Keeping up with dental checkups and care can be challenging. But Highlands County has a resource available that many don't know about - the South Florida State College Dental Education Center.
"It's the best kept secret," said Deborah Milliken, supervising dentist for the program, which began offering services to the public in 2004. She oversees the approximately 12 students per program seeking a two-year associate degree in dental hygiene.
The students are supervised by licensed dental hygienists as they provide services such as cleanings, radiographs, sealants, fissurotomy (cleaning and filling of deep crevices), night guards (for teeth grinding), bleaching trays and Arestin gum disease treatment. Local anesthesia is also available.
The students can't drill cavities, do root canals, provide restorations or other work that falls under the umbrella of a dentist, endodontist or periodontal specialist. Patients needing these kinds of services will receive a referral.
v vIn May, I joined the wait list myself. I hadn't been to the dentist in a few years, and I was concerned about the state of my teeth.
Just a couple of days after adding my name, I got a call from the clinic and came in for my initial assessment. I was deemed a Class II degree of difficulty, which meant my cleaning would cost $20. A complete mouth series of X-rays would cost me $25 and a night guard, $20.
More difficult cases cost $40 per cleaning, and children under 18 who are Highlands county residents get treated for free. Cleanings for non-resident kids cost $15.
The same services in a private dental office could cost hundreds of dollars, Milliken said.
My student hygienist was Alejandra Lopez. She led me to a dental chair overlooking Lake Glenada, where my minor dental anxiety was calmed by views of water and wildlife. In addition to the services I paid for, I had my blood pressure, temperature, pulse and respiration checked. She also did a thorough head, neck and mouth exam, checking everything from a mole on my cheek to the size of my thyroid.
People may think they won't get quality care because these are students, but that's not the case, said Milliken.
Twenty-four-year-old Chelsi Huddleston, who is finishing up her first year in the program, agreed. "I have no doubt in my mind patients are getting quality care here. Every single thing that we do, an instructor comes in and checks our work. There's no cutting corners."
The students must have a minimum 2.75 grade point average to be considered for the program, and most of them have over 3.0, said Milliken, who teaches the science portion of the degree. This type of field requires excellent hand-eye coordination and precision hand movements, she added.
So what's the catch?

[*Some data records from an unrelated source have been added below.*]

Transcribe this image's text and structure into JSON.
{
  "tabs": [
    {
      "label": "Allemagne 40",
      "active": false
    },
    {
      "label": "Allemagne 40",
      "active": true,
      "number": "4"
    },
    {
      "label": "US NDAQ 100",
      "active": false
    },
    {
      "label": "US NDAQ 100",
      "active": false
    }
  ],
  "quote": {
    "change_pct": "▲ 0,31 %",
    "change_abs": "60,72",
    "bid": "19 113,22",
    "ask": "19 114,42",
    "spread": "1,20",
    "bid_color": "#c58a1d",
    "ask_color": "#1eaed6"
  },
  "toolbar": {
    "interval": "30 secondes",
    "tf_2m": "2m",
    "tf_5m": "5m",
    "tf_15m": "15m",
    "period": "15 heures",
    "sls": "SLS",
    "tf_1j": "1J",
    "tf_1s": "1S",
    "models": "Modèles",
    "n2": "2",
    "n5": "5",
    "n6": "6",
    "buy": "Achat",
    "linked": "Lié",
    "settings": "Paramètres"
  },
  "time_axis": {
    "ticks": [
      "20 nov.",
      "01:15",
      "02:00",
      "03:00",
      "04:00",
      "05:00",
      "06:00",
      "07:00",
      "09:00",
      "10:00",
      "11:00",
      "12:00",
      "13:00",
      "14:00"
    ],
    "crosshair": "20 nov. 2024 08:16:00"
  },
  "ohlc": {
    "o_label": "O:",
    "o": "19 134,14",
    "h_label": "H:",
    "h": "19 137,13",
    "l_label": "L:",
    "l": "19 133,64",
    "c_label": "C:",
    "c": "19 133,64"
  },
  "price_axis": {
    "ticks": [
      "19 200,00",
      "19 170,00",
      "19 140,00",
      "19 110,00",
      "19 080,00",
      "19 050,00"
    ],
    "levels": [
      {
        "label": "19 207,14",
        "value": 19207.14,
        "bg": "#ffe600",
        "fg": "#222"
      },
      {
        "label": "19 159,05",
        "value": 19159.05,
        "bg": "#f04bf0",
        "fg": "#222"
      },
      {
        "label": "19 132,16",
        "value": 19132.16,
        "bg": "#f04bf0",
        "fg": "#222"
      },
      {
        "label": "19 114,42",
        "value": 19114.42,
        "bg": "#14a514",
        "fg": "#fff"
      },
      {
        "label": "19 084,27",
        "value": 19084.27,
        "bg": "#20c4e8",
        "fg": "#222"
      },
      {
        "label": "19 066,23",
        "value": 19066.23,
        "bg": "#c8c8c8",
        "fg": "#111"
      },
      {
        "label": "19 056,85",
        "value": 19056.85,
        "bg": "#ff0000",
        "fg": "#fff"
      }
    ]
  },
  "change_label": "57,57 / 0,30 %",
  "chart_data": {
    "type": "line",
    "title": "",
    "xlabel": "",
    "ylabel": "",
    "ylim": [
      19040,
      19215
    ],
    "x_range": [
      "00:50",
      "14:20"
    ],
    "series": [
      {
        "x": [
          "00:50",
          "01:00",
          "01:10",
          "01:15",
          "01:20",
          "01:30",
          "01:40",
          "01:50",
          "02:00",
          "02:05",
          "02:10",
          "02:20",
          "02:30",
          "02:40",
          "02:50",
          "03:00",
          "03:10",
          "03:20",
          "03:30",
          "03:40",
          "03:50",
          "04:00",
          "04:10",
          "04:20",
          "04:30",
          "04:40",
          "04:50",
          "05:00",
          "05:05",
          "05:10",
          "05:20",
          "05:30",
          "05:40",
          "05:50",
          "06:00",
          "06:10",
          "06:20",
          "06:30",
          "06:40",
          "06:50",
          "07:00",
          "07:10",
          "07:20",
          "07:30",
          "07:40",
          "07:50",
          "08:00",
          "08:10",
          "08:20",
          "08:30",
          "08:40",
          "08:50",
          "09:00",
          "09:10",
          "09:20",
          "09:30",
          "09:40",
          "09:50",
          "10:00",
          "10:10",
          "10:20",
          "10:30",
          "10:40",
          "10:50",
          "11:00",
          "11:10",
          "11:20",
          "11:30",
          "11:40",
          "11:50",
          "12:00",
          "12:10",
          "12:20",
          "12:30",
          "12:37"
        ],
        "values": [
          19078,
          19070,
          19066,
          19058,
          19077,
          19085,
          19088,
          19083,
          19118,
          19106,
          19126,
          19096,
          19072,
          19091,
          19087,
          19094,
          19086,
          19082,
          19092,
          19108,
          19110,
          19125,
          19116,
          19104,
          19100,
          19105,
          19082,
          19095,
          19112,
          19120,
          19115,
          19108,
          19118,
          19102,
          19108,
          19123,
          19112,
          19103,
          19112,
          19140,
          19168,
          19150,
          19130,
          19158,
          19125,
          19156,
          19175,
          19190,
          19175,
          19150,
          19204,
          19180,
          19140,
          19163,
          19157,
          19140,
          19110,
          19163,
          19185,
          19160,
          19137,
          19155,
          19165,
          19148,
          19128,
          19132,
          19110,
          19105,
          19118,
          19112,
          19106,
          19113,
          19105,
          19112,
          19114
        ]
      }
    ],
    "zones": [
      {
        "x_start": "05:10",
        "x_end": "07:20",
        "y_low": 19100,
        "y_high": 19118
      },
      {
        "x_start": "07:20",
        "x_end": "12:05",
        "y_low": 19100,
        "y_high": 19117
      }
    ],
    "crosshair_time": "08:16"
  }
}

There's a little saying around the dental clinic: you pay with your time rather than your money. Because the students are learning, they are much slower than a professional hygienist in a private dental office. They need to have their work checked at various checkpoints throughout the process, and they may need to repeat something.
"What would take 45 to 60 minutes in a regular dental office might take five or six hours," Milliken said.
For that reason, it is likely to take several two to two and a half hour visits to get all of the work done that is needed. It took me four visits to get my teeth X-rayed and cleaned, my gums checked for periodontal disease and my night guard molded. It took another two appointments to get my night guard properly fitted.
In those several appointments I received a substantial amount of dental health education from Lopez, who showed me the best way to brush each type of tooth and even got me flossing on a regular basis.
A great emphasis is placed on prevention and dental health education, said Milliken.
"If you floss every day you will add seven years of healthy life expectancy," she said, adding, "It reduces inflammation in the whole body."
v vOf course, providing quality dental care to the public is only half of the equation; the other half is ensuring an optimal educational opportunity for the students.
Dental education clinic patients are asked to keep their appointments and to show up on time. Also, clients have to be patient and willing to allow the students to provide the entire spectrum of care deemed appropriate so that they can practice their skills.
"Our grades depend upon having somebody in that chair," said Lopez. If someone doesn't show up or drops out, it's the student who is penalized.
At the end of my treatment, I received my own "report card" - no cavities, no need for a referral. There was only a recommendation to see a dentist in six months.
Milliken explained that the education clinic is a not the place to come for biannual checkups. Students need a regular influx of new patients to practice on. Few patients are recalled for follow up.
The clinic will serve more than 300 in a given year. Second-year students will be seeking new patients in the fall semester, which begins Aug. 28.
Milliken said potential patients shouldn't be shy about the state of their teeth and should take this opportunity to learn exactly what is going on in a low-stress environment.
The SFSC Dental Education Center is located at the college's main campus at 600 W. College Drive, Building T, in Avon Park. Call 784-7020 to get on the waiting list. Children 3 years old and up may be seen sooner.